** Required action **
Write out all the entries below without any change.

** Materials provided **
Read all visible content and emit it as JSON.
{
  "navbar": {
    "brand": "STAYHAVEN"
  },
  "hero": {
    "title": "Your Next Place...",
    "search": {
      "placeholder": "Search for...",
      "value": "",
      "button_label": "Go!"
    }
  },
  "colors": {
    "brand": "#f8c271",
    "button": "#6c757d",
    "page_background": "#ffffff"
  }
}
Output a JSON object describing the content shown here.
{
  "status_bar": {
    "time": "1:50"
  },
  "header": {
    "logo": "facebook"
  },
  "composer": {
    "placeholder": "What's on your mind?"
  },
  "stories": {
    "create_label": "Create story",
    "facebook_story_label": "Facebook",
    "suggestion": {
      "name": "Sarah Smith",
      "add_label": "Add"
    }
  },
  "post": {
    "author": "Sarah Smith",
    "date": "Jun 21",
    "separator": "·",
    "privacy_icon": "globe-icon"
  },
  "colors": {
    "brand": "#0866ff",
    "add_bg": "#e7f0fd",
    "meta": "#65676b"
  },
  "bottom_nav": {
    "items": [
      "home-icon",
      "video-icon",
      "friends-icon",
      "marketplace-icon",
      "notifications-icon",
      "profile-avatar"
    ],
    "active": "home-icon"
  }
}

** Written response **
Read all visible content and emit it as JSON.
{
  "navbar": {
    "brand": "STAYHAVEN"
  },
  "hero": {
    "title": "Your Next Place...",
    "search": {
      "placeholder": "Search for...",
      "value": "",
      "button_label": "Go!"
    }
  },
  "colors": {
    "brand": "#f8c271",
    "button": "#6c757d",
    "page_background": "#ffffff"
  }
}
Output a JSON object describing the content shown here.
{
  "status_bar": {
    "time": "1:50"
  },
  "header": {
    "logo": "facebook"
  },
  "composer": {
    "placeholder": "What's on your mind?"
  },
  "stories": {
    "create_label": "Create story",
    "facebook_story_label": "Facebook",
    "suggestion": {
      "name": "Sarah Smith",
      "add_label": "Add"
    }
  },
  "post": {
    "author": "Sarah Smith",
    "date": "Jun 21",
    "separator": "·",
    "privacy_icon": "globe-icon"
  },
  "colors": {
    "brand": "#0866ff",
    "add_bg": "#e7f0fd",
    "meta": "#65676b"
  },
  "bottom_nav": {
    "items": [
      "home-icon",
      "video-icon",
      "friends-icon",
      "marketplace-icon",
      "notifications-icon",
      "profile-avatar"
    ],
    "active": "home-icon"
  }
}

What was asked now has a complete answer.